A supercritical fluid is any substance at a temperature and pressure above its critical point, where distinct liquid and gas phases do not exist. It can effuse through solids like a gas, and dissolve materials like a liquid. In addition, close to the critical point, small changes in pressure or temperature result in large changes in density, allowing many properties of a supercritical fluid to be "fine-tuned". Supercritical fluids are suitable as a substitute for organic solvents in a range of industrial and laboratory processes. Carbon dioxide and water are the most commonly used supercritical fluids, being used for decaffeination and power generation, respectively.
Other articles related to "supercritical fluid, fluids, supercritical fluids, supercritical":
... in the sound of a rolling flint ball in a sealed cannon filled with fluids at various temperatures, he observed the critical temperature ... equal and the distinction between them disappears, resulting in a single supercritical fluid phase ...
... Modern methods use supercritical fluids in the micronization process ... applied techniques of this category include the RESS process (Rapid Expansion of Supercritical Solutions), the SAS method (Supercritical Anti-Solvent) and the PGSS method (Particles from Gas ... In the case of RESS, the supercritical fluid is used to dissolve the solid material under high pressure and temperature, thus forming a homogeneous supercritical phase ...
... Supercritical Fluid Extraction (SFE) is the process of separating one component (the extractant) from another (the matrix) using supercritical fluids as the ... Carbon dioxide (CO2) is the most used supercritical fluid, sometimes modified by co-solvents such as ethanol or methanol ... Extraction conditions for Supercritical carbon dioxide are above the critical temperature of 31°C and critical pressure of 74 bar ...
Famous quotes containing the word fluid:

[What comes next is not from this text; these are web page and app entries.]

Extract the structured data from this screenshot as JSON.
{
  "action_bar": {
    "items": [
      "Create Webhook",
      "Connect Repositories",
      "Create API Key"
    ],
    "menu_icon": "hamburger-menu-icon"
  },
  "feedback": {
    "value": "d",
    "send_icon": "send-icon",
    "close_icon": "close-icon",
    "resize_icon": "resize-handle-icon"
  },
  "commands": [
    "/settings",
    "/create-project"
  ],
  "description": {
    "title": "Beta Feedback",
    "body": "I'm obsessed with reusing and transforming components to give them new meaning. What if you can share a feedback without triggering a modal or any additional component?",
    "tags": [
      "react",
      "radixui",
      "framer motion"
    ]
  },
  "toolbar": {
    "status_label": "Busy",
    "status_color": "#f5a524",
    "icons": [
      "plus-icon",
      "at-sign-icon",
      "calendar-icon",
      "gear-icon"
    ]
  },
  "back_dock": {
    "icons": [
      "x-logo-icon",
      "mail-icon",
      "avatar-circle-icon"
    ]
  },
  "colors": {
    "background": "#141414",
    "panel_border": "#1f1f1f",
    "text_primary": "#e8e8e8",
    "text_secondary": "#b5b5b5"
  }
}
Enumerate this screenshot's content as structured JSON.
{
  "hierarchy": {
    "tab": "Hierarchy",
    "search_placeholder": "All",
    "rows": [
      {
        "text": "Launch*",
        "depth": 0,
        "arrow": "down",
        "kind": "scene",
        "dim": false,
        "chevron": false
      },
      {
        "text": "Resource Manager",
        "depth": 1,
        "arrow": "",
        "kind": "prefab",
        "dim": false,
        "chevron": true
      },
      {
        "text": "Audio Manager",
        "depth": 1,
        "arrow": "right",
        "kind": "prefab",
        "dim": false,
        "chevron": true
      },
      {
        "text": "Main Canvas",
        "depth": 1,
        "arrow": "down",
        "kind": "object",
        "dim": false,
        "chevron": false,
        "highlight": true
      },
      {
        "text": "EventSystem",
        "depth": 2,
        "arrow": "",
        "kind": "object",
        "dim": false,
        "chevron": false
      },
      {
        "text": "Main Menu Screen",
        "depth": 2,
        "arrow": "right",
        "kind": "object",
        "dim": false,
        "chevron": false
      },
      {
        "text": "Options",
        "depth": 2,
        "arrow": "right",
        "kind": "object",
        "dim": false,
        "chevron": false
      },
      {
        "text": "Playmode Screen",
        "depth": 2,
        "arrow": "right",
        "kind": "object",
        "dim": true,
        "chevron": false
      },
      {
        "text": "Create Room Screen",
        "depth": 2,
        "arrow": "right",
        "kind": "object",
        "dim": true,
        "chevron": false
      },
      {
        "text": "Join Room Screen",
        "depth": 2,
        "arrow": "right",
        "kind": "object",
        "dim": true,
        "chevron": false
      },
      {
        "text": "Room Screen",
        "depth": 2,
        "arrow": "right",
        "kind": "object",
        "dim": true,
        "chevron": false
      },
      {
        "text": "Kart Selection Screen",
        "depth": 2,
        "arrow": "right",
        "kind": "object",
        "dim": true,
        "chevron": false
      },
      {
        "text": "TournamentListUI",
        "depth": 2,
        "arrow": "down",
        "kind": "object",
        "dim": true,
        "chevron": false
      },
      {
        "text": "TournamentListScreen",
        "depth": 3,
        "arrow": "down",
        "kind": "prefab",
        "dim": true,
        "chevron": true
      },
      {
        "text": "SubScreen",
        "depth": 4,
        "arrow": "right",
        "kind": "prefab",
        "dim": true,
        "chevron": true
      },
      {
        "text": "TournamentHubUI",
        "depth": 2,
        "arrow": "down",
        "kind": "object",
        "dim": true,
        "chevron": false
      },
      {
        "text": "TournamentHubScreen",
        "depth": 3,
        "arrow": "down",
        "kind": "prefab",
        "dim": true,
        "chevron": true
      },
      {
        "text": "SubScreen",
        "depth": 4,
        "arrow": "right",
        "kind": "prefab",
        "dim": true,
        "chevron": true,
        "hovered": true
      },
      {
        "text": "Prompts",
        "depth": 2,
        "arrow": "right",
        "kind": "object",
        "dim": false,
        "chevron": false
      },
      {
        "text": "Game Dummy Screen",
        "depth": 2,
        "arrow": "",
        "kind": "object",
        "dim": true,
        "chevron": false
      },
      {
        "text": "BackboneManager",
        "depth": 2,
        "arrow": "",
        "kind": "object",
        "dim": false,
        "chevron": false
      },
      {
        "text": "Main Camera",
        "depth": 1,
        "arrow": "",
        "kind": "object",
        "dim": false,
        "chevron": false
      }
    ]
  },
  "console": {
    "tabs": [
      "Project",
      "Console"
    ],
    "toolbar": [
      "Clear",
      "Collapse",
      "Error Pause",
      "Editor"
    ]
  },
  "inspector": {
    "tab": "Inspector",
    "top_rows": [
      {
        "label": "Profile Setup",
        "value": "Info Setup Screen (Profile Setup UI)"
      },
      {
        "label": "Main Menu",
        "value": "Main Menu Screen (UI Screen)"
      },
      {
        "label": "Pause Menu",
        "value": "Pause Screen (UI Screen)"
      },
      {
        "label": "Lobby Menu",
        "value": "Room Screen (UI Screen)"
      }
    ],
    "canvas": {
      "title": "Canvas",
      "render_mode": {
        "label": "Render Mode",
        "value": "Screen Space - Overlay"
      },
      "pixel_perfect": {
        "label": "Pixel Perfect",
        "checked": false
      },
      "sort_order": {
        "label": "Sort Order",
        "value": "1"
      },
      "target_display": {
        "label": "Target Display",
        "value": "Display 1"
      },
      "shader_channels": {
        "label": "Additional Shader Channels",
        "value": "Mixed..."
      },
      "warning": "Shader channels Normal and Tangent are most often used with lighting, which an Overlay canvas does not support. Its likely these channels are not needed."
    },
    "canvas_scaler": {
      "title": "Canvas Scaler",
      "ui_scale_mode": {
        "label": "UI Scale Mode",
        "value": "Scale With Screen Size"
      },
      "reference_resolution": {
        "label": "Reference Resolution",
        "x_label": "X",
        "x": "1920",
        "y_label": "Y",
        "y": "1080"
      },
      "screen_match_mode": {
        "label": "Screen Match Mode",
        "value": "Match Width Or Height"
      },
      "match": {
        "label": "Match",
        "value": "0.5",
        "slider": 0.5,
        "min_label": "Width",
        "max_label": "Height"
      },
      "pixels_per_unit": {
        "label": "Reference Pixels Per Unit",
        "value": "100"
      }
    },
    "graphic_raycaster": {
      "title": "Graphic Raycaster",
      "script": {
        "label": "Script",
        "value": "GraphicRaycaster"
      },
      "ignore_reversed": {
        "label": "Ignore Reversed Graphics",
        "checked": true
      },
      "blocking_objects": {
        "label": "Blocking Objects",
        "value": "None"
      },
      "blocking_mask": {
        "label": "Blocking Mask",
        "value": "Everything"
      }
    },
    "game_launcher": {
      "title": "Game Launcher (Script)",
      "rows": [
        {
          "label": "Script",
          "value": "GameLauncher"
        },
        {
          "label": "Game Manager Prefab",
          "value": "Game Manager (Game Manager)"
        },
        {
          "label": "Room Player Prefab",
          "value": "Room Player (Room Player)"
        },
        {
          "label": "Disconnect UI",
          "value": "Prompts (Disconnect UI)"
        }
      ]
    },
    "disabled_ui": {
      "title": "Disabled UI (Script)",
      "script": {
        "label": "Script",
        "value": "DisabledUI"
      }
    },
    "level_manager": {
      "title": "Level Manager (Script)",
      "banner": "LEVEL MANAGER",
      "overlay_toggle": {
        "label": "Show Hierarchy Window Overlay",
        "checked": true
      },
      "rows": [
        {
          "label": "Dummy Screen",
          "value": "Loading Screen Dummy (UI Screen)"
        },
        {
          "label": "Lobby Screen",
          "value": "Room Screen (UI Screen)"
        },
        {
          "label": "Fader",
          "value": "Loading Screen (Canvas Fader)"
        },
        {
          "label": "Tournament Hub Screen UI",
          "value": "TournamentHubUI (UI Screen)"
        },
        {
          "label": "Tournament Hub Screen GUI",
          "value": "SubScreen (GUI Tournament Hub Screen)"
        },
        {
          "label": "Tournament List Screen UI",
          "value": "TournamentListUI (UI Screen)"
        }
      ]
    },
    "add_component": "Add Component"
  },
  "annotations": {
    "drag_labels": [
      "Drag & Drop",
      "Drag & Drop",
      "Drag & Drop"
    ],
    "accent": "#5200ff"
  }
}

“On and on eternally
Shall your altered fluid run,
Bud and bloom and go to seed;
But your singing days are done;”
—Edna St. Vincent Millay (18921950)